Entries supplied
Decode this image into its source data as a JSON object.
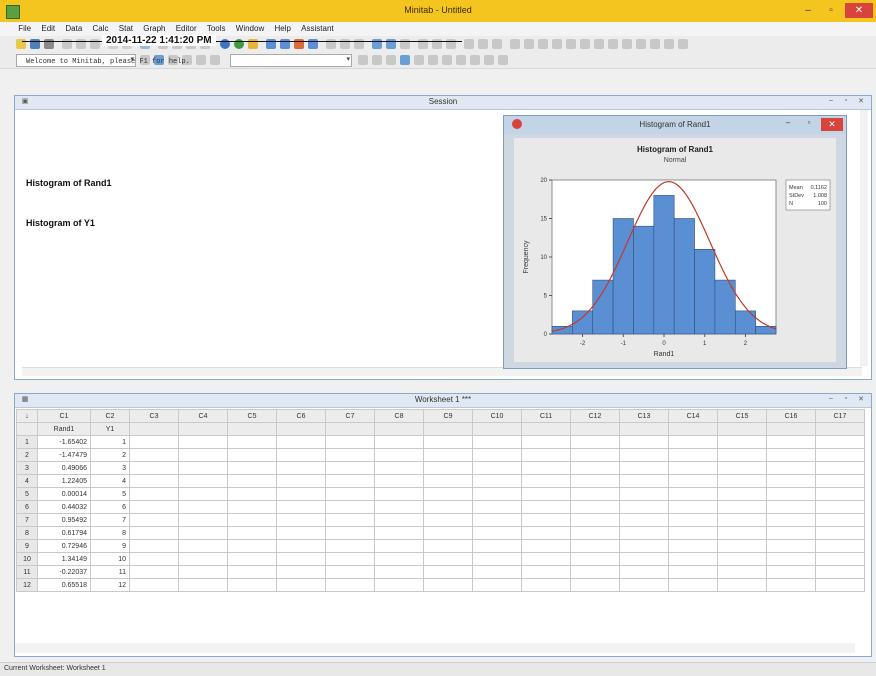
{
  "window": {
    "title": "Minitab - Untitled",
    "min": "–",
    "max": "▫",
    "close": "✕"
  },
  "menu": [
    "File",
    "Edit",
    "Data",
    "Calc",
    "Stat",
    "Graph",
    "Editor",
    "Tools",
    "Window",
    "Help",
    "Assistant"
  ],
  "session": {
    "title": "Session",
    "timestamp": "2014-11-22 1:41:20 PM",
    "welcome": "Welcome to Minitab, please F1 for help.",
    "headings": [
      "Histogram of Rand1",
      "Histogram of Y1"
    ]
  },
  "graph": {
    "window_title": "Histogram of Rand1",
    "chart_data": {
      "type": "bar",
      "title": "Histogram of Rand1",
      "subtitle": "Normal",
      "xlabel": "Rand1",
      "ylabel": "Frequency",
      "x_ticks": [
        "-2",
        "-1",
        "0",
        "1",
        "2"
      ],
      "y_ticks": [
        "0",
        "5",
        "10",
        "15",
        "20"
      ],
      "bin_edges": [
        -2.75,
        -2.25,
        -1.75,
        -1.25,
        -0.75,
        -0.25,
        0.25,
        0.75,
        1.25,
        1.75,
        2.25,
        2.75
      ],
      "values": [
        1,
        3,
        7,
        15,
        14,
        18,
        15,
        11,
        7,
        3,
        1
      ],
      "ylim": [
        0,
        20
      ],
      "xlim": [
        -2.75,
        2.75
      ],
      "fit_curve": "normal",
      "legend": {
        "position": "top-right",
        "rows": [
          [
            "Mean",
            "0.1162"
          ],
          [
            "StDev",
            "1.008"
          ],
          [
            "N",
            "100"
          ]
        ]
      },
      "colors": {
        "bars": "#5b8fd4",
        "bar_edge": "#2f4f7a",
        "fit_line": "#c0392b",
        "plot_bg": "#ffffff"
      }
    }
  },
  "worksheet": {
    "title": "Worksheet 1 ***",
    "columns": [
      "C1",
      "C2",
      "C3",
      "C4",
      "C5",
      "C6",
      "C7",
      "C8",
      "C9",
      "C10",
      "C11",
      "C12",
      "C13",
      "C14",
      "C15",
      "C16",
      "C17"
    ],
    "col_names": [
      "Rand1",
      "Y1"
    ],
    "rows": [
      [
        "1",
        "-1.65402",
        "1"
      ],
      [
        "2",
        "-1.47479",
        "2"
      ],
      [
        "3",
        "0.49066",
        "3"
      ],
      [
        "4",
        "1.22405",
        "4"
      ],
      [
        "5",
        "0.00014",
        "5"
      ],
      [
        "6",
        "0.44032",
        "6"
      ],
      [
        "7",
        "0.95492",
        "7"
      ],
      [
        "8",
        "0.61794",
        "8"
      ],
      [
        "9",
        "0.72946",
        "9"
      ],
      [
        "10",
        "1.34149",
        "10"
      ],
      [
        "11",
        "-0.22037",
        "11"
      ],
      [
        "12",
        "0.65518",
        "12"
      ]
    ]
  },
  "status": {
    "text": "Current Worksheet: Worksheet 1"
  }
}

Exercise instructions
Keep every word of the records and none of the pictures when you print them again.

Output
Decode this image into its source data as a JSON object.
{
  "window": {
    "title": "Minitab - Untitled",
    "min": "–",
    "max": "▫",
    "close": "✕"
  },
  "menu": [
    "File",
    "Edit",
    "Data",
    "Calc",
    "Stat",
    "Graph",
    "Editor",
    "Tools",
    "Window",
    "Help",
    "Assistant"
  ],
  "session": {
    "title": "Session",
    "timestamp": "2014-11-22 1:41:20 PM",
    "welcome": "Welcome to Minitab, please F1 for help.",
    "headings": [
      "Histogram of Rand1",
      "Histogram of Y1"
    ]
  },
  "graph": {
    "window_title": "Histogram of Rand1",
    "chart_data": {
      "type": "bar",
      "title": "Histogram of Rand1",
      "subtitle": "Normal",
      "xlabel": "Rand1",
      "ylabel": "Frequency",
      "x_ticks": [
        "-2",
        "-1",
        "0",
        "1",
        "2"
      ],
      "y_ticks": [
        "0",
        "5",
        "10",
        "15",
        "20"
      ],
      "bin_edges": [
        -2.75,
        -2.25,
        -1.75,
        -1.25,
        -0.75,
        -0.25,
        0.25,
        0.75,
        1.25,
        1.75,
        2.25,
        2.75
      ],
      "values": [
        1,
        3,
        7,
        15,
        14,
        18,
        15,
        11,
        7,
        3,
        1
      ],
      "ylim": [
        0,
        20
      ],
      "xlim": [
        -2.75,
        2.75
      ],
      "fit_curve": "normal",
      "legend": {
        "position": "top-right",
        "rows": [
          [
            "Mean",
            "0.1162"
          ],
          [
            "StDev",
            "1.008"
          ],
          [
            "N",
            "100"
          ]
        ]
      },
      "colors": {
        "bars": "#5b8fd4",
        "bar_edge": "#2f4f7a",
        "fit_line": "#c0392b",
        "plot_bg": "#ffffff"
      }
    }
  },
  "worksheet": {
    "title": "Worksheet 1 ***",
    "columns": [
      "C1",
      "C2",
      "C3",
      "C4",
      "C5",
      "C6",
      "C7",
      "C8",
      "C9",
      "C10",
      "C11",
      "C12",
      "C13",
      "C14",
      "C15",
      "C16",
      "C17"
    ],
    "col_names": [
      "Rand1",
      "Y1"
    ],
    "rows": [
      [
        "1",
        "-1.65402",
        "1"
      ],
      [
        "2",
        "-1.47479",
        "2"
      ],
      [
        "3",
        "0.49066",
        "3"
      ],
      [
        "4",
        "1.22405",
        "4"
      ],
      [
        "5",
        "0.00014",
        "5"
      ],
      [
        "6",
        "0.44032",
        "6"
      ],
      [
        "7",
        "0.95492",
        "7"
      ],
      [
        "8",
        "0.61794",
        "8"
      ],
      [
        "9",
        "0.72946",
        "9"
      ],
      [
        "10",
        "1.34149",
        "10"
      ],
      [
        "11",
        "-0.22037",
        "11"
      ],
      [
        "12",
        "0.65518",
        "12"
      ]
    ]
  },
  "status": {
    "text": "Current Worksheet: Worksheet 1"
  }
}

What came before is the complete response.